Natural hazards affect societal infrastructure, the economy, and people’s lives. The prediction of extreme events and the need to increase societal resilience to these events has become a national priority in the aftermath of such events as Hurricanes Katrina, Matthew, Sandy, and Rita; the April 2011 Tornado Super outbreak; the 2016 Louisiana floods; volcanic eruptions such as Mount St. Helens in 1980 as well as seasonal events such as wildfires. The National Science Foundation states: “Natural disasters cause thousands of deaths annually, and in 2013 alone caused over $130 billion in damage worldwide.
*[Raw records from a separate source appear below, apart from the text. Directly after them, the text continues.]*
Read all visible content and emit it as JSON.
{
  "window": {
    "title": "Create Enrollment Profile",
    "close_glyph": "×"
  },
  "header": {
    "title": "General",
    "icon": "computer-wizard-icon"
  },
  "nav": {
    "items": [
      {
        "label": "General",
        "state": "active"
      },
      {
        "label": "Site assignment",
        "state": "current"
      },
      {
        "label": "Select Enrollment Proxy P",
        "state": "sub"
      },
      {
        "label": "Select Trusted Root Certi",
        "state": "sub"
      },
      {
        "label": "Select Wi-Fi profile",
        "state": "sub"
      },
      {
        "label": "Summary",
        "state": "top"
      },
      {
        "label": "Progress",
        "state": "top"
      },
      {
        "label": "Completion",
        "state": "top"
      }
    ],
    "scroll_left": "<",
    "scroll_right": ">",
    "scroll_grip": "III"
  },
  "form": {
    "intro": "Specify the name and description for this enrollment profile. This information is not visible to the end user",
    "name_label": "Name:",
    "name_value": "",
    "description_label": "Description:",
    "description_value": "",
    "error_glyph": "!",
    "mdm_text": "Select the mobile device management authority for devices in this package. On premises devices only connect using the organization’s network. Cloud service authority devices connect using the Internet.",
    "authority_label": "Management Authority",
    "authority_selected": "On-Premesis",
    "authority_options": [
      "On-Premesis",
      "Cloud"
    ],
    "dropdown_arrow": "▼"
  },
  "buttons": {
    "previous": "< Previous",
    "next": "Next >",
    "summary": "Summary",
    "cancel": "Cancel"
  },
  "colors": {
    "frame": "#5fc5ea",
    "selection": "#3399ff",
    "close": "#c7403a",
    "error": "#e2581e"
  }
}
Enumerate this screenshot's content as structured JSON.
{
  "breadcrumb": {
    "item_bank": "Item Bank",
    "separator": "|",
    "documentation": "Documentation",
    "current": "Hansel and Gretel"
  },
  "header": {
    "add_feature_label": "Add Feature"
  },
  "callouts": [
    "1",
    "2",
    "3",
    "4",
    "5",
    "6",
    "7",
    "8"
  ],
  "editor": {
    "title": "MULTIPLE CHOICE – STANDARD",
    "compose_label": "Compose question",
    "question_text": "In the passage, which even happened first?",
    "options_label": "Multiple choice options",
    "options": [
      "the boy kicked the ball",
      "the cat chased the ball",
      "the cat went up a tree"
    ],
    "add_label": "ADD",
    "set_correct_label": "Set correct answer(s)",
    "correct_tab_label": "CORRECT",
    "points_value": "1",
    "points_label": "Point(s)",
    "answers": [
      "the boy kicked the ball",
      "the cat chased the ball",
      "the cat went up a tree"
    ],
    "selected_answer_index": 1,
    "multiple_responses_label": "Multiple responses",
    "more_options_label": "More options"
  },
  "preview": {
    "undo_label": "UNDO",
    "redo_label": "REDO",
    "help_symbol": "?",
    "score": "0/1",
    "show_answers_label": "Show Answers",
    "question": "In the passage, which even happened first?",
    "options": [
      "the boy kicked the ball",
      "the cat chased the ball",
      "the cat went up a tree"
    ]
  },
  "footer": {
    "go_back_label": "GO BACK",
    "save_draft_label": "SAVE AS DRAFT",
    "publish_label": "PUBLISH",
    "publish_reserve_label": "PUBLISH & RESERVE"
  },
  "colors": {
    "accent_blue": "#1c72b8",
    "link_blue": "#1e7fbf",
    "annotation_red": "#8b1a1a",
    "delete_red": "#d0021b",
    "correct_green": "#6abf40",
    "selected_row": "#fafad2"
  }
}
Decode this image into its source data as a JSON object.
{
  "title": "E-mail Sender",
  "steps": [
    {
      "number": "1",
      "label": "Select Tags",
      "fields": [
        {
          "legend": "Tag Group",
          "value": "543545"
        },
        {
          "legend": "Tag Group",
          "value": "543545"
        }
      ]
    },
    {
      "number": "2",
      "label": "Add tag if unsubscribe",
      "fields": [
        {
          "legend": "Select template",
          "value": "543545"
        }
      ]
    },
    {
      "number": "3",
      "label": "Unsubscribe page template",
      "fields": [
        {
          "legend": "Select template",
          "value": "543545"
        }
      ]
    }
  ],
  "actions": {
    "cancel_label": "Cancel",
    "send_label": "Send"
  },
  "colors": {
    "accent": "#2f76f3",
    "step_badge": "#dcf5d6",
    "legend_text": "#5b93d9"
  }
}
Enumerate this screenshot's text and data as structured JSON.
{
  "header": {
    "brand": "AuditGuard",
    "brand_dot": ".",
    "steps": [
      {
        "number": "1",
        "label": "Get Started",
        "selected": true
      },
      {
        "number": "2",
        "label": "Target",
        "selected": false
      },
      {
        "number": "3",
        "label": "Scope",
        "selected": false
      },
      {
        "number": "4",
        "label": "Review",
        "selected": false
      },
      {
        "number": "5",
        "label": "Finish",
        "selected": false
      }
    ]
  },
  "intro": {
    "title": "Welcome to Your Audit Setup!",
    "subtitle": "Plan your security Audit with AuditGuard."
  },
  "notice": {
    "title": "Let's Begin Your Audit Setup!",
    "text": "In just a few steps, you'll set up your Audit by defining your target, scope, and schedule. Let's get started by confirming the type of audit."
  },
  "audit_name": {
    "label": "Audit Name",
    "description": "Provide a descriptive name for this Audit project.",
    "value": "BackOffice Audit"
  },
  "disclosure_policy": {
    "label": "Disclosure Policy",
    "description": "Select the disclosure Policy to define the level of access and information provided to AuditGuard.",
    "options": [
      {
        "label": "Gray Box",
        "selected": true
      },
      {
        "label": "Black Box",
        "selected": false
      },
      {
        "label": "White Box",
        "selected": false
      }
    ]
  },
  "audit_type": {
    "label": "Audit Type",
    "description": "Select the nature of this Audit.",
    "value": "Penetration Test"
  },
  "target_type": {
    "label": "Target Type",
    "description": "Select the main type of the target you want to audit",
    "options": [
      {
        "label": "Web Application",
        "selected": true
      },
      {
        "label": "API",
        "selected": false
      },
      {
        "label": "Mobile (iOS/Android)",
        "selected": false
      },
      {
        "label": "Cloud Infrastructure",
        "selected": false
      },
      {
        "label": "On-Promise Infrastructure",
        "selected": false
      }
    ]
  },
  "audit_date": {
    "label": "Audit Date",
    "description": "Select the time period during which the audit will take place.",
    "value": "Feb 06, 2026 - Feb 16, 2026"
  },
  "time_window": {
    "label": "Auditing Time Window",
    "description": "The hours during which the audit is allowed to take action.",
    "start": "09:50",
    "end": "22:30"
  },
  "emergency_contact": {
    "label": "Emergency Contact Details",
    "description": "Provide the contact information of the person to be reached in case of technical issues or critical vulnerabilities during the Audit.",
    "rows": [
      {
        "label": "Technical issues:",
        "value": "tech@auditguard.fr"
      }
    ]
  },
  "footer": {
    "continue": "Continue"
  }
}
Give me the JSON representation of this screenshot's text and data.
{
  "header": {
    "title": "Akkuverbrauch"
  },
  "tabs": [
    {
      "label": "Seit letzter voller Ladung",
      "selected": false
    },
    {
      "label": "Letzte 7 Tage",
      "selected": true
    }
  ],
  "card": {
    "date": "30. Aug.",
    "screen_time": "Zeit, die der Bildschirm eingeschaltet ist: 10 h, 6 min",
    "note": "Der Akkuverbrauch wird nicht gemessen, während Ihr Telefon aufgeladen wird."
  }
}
There is clear societal need to better understand and mitigate the risks posed to the U.S. by natural hazards….” Atmospheric and Oceanic Sciences 401: “Natural Hazards” is designed to be a primer for students interested in learning to understand the geophysical causes of natural disasters, how predictions are made and communicated to the public, and how society uses these predictions to build resilience and reduce vulnerability.
— This course examines the importance of social factors in the generation and resolution of complex environmental problems with an interdisciplinary perspective. Comparison of specific communities in the more and less developed areas of the world.